I tried Enlite sensors for almost a year before i finally was able to convince my endo to switch. I had horrible results with sensor fails and just flat our wacky numbers. Had to turn off low alarms as it was waking me up at night when I was well into safe range. My graphs looked like a mountain range. Gave up calling Medtronics because they always implied it must be something I was doing wrong and always took almost a half hour to go through their “troubleshooting”. They always question how I was taping. Guess what, with the Dexcom I don’t overtape at all. I don’t know how these things got approved. I’m now using Dexcom and what a difference. This is what CGM is supposed to be. Thank you Dexcom. I’m still using the Medtronic pump and it’s been good though I have nothing to compare it to. I input carbs and bolus into the Dexcom receiver manually to make it easier for my endo so they don’t have to look back and forth between pump data and receiver data. Worth the extra work to have accurate CGM. I fully intend to switch to a different pump when my insurance will allow it. I don’t want to support a company that switched their headquarters to Ireland so they don’t have to pay taxes in the US.

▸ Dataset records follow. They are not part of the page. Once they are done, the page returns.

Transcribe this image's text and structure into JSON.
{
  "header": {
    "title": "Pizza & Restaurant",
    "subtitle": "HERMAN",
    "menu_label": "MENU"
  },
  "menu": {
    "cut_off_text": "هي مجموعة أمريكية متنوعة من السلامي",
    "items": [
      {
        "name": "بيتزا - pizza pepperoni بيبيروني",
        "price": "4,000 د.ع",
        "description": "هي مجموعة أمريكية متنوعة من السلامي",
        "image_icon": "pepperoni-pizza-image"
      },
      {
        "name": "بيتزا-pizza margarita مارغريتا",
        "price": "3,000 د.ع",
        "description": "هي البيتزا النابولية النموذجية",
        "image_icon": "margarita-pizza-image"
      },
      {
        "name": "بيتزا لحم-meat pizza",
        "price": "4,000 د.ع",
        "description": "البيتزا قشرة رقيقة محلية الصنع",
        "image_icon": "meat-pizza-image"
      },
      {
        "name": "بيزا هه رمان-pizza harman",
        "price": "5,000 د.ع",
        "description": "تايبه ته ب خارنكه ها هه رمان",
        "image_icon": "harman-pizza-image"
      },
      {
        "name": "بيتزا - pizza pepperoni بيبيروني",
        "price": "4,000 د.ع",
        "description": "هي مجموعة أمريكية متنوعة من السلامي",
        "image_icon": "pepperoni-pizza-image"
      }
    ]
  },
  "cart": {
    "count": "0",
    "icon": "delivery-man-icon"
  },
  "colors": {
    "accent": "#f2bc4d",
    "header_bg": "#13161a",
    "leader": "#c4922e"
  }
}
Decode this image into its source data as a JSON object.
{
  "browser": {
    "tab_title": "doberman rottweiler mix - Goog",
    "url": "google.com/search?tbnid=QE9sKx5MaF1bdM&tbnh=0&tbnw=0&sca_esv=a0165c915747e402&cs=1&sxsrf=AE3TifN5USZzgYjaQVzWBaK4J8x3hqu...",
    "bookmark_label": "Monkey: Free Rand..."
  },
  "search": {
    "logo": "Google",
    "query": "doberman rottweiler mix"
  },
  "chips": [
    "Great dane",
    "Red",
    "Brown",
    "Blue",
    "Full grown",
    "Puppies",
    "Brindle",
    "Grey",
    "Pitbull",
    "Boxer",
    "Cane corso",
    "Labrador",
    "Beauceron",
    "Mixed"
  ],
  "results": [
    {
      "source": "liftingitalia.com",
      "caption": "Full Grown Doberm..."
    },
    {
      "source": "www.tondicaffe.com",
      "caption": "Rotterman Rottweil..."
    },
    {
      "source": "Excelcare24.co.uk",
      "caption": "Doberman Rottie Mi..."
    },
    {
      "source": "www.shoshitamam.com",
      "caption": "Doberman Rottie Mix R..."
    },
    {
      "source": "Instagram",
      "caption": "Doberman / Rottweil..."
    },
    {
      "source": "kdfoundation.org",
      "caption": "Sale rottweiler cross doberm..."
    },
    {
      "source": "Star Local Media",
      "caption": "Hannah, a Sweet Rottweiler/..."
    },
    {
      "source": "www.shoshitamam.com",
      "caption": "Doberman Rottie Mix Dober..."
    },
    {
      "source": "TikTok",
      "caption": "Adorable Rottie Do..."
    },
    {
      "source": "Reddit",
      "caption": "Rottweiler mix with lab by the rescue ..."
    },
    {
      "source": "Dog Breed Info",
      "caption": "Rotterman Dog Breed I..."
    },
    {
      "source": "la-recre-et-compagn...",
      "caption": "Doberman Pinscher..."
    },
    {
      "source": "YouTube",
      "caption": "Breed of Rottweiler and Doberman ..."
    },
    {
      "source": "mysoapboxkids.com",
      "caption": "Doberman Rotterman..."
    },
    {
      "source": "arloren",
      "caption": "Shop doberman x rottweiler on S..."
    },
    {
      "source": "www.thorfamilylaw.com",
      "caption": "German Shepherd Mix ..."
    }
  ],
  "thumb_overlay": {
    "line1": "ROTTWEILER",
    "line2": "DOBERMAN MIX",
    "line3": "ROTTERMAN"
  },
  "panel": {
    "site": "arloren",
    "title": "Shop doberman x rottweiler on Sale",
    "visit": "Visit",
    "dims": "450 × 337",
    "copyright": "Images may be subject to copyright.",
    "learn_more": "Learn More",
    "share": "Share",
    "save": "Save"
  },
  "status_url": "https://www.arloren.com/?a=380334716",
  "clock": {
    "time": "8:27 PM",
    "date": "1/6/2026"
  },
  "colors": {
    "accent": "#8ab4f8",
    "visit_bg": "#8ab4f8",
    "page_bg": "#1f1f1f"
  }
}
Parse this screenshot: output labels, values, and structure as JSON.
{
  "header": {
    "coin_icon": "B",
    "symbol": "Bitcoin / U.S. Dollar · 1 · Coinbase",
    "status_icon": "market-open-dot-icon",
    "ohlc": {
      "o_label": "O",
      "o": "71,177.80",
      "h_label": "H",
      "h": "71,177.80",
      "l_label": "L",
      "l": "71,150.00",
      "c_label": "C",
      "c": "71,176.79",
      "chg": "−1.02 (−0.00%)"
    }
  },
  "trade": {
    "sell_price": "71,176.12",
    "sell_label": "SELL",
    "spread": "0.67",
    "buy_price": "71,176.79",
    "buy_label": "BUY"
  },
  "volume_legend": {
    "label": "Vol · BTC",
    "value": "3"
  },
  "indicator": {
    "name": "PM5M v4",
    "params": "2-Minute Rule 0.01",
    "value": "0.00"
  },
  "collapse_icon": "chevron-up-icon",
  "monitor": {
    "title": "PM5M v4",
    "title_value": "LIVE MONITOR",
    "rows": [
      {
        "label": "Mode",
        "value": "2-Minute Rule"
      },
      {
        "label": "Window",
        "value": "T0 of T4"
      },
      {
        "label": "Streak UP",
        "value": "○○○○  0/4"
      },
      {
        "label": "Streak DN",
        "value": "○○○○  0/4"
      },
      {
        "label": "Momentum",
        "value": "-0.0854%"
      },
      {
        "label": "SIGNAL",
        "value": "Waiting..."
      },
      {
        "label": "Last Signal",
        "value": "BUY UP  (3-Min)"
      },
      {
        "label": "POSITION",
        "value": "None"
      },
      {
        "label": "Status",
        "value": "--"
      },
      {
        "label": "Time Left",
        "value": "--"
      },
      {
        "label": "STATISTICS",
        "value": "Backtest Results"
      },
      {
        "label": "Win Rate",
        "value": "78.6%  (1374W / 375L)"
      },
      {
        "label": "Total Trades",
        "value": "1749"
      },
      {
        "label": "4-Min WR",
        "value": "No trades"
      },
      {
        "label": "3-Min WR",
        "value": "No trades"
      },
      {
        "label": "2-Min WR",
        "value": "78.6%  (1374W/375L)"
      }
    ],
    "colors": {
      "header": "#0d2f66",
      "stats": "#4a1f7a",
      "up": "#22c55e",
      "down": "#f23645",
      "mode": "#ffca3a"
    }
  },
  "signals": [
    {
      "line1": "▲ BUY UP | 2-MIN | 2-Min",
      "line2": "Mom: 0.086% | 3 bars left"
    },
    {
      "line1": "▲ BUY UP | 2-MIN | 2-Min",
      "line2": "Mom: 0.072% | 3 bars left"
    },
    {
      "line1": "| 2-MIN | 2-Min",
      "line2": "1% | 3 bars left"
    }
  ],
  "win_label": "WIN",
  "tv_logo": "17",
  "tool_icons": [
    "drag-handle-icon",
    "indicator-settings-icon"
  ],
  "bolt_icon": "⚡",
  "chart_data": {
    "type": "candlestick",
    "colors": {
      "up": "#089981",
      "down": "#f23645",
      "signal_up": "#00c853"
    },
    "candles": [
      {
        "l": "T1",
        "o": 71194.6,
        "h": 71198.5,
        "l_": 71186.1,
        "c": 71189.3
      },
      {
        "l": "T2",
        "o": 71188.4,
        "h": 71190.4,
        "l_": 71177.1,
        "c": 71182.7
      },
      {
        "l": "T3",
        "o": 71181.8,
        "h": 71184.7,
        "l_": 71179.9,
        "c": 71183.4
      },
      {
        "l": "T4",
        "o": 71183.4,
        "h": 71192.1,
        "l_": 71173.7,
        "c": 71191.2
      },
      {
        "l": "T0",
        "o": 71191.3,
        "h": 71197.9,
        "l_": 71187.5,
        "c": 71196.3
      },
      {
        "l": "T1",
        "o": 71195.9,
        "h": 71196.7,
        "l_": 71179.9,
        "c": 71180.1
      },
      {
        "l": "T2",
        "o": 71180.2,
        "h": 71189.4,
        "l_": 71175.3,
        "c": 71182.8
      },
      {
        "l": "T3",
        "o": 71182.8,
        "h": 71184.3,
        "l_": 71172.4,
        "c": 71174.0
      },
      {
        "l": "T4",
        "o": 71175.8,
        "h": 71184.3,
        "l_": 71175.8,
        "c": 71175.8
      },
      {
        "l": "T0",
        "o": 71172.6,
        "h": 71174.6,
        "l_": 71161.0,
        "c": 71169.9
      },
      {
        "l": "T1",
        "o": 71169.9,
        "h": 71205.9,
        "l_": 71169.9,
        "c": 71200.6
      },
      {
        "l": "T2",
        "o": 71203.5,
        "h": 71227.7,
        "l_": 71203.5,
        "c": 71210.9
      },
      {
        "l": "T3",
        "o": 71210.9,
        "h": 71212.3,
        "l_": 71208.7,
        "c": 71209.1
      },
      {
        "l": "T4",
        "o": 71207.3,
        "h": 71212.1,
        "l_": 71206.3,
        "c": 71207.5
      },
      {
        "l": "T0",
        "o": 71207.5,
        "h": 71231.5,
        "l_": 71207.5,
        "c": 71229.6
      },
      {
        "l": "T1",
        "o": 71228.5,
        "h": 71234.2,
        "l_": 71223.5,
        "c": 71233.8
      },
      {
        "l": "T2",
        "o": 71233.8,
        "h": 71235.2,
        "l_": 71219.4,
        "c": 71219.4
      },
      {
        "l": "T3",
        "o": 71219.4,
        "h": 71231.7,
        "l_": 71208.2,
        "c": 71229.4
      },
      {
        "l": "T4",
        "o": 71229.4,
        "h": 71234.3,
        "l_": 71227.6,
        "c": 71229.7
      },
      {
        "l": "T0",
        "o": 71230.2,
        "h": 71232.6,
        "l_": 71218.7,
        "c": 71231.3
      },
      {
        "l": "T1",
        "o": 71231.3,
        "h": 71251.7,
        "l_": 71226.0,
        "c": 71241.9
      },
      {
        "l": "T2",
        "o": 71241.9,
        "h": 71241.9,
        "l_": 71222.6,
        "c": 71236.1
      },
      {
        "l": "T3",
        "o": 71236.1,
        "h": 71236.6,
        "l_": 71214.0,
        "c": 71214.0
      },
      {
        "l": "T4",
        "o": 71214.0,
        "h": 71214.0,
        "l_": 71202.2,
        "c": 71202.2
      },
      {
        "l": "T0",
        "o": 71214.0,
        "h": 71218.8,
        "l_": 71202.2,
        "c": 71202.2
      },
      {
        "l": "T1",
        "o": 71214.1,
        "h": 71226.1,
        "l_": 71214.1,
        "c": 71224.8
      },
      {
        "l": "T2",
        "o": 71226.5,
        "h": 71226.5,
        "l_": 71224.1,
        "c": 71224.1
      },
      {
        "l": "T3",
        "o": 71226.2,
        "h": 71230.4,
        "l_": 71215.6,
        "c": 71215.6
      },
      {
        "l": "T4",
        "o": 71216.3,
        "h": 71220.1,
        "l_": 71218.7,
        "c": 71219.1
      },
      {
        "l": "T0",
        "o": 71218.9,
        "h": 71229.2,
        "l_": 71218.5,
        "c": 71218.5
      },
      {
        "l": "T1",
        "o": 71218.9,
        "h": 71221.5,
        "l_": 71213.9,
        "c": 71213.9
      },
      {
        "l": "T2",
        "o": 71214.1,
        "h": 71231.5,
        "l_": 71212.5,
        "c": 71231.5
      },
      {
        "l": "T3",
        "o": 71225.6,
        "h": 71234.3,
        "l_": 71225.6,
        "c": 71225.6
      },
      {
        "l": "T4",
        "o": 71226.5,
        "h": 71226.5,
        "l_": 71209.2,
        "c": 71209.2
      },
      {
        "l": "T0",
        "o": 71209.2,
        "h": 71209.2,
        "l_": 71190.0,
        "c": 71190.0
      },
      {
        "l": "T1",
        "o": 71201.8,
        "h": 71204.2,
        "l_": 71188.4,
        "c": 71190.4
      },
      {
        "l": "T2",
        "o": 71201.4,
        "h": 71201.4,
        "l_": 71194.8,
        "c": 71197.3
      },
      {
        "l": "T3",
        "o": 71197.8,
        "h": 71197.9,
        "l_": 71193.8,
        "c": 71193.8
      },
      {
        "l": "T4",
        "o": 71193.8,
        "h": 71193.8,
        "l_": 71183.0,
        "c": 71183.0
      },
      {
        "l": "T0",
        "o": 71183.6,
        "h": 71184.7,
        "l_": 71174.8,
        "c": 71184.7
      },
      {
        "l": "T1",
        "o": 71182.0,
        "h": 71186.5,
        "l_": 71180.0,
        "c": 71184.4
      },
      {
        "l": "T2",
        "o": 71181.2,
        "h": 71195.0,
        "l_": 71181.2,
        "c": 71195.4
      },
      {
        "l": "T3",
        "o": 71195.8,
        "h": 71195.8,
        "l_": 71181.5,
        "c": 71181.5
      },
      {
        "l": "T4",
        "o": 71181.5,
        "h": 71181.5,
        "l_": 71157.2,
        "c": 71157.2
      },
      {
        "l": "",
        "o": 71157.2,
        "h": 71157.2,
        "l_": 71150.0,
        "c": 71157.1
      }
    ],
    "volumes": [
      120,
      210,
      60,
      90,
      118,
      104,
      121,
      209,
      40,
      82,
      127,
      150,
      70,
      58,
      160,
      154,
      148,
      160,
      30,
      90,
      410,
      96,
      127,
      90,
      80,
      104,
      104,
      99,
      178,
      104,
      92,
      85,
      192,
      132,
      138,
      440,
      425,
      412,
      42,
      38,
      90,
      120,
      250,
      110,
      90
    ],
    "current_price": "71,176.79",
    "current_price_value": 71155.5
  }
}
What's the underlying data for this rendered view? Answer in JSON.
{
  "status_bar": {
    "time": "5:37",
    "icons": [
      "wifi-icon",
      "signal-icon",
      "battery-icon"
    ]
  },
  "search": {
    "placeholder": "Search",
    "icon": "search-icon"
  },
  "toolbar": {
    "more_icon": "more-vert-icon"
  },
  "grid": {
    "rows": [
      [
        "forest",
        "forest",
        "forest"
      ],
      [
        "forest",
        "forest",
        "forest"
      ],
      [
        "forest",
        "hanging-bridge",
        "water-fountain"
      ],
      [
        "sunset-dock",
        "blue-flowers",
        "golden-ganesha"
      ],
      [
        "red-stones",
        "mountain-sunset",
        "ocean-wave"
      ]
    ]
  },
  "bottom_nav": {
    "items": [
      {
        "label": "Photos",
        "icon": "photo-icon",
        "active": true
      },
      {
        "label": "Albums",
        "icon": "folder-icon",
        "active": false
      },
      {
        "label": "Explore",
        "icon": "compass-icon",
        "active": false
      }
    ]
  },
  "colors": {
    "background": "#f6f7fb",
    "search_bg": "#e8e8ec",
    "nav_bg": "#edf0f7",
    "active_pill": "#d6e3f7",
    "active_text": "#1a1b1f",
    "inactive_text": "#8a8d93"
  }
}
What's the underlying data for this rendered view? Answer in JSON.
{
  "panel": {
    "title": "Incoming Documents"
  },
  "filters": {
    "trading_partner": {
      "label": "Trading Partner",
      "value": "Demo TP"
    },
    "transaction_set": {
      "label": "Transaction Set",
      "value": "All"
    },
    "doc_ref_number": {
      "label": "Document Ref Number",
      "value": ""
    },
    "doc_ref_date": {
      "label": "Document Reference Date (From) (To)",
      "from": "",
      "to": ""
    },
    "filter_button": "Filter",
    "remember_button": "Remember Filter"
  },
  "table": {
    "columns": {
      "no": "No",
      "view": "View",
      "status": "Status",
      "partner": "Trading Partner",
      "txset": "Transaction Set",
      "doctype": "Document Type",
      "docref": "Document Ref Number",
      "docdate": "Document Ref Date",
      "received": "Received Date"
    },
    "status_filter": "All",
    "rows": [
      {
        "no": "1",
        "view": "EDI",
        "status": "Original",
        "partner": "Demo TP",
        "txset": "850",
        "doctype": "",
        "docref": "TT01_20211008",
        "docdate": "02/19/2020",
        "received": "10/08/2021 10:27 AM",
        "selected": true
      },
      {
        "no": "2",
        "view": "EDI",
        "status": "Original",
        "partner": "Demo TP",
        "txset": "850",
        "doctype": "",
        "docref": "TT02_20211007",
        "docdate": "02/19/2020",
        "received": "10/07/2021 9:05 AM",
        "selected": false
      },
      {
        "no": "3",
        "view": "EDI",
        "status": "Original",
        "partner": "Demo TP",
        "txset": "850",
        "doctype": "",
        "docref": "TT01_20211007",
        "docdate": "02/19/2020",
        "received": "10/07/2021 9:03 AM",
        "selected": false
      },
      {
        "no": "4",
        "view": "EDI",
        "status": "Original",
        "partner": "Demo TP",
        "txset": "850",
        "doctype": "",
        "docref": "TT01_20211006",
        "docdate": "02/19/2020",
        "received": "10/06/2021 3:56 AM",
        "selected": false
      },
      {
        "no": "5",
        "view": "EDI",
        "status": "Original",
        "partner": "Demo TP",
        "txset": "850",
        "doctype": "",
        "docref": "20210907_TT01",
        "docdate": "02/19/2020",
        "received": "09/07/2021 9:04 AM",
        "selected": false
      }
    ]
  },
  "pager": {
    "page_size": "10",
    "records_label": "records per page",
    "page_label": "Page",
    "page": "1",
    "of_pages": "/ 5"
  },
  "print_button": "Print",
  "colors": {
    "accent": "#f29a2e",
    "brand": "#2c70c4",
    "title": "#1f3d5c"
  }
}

Thank you for your reply.
I like your idea of positioning on the arm. I’ll give it a try. Any tricks to know about this? I’ve been advised to only use my abdomen but the failure rate there is high with the enlite. I used to use dexcom and they worked for up to 30 days. Thanks for taking time to reply. M
I’m taking your advice and switching
I position over the tricep towards the back of the arm, this is where I’ve had the best accuracy with the abbott freestyle libre, the dex and the enlite.
here’s a video made by @Danica2 on how to put the dexcom in your arm by yourself
I’ve been using the Enlite sensors with the 530 pump for 18 months. No problems. Love the integration. I can sleep assured that I’ll survive a low BG. I normally get 11 or 12 days of use with a sensor. I’ve only had one that failed after 2 days and easily got it replaced. I self pay for these sensors so their performance is very important for me. Care in placement, insertion and taping is necessary to achieve good performance.
Yes I agree David, once you get to grips with them and are careful in how and where they are replaced, and take careful consideration of ISIG values when calibrating they are excellent.
The 640g and the smart guard feature and overnight suspends etc make this a good choice in my opinion.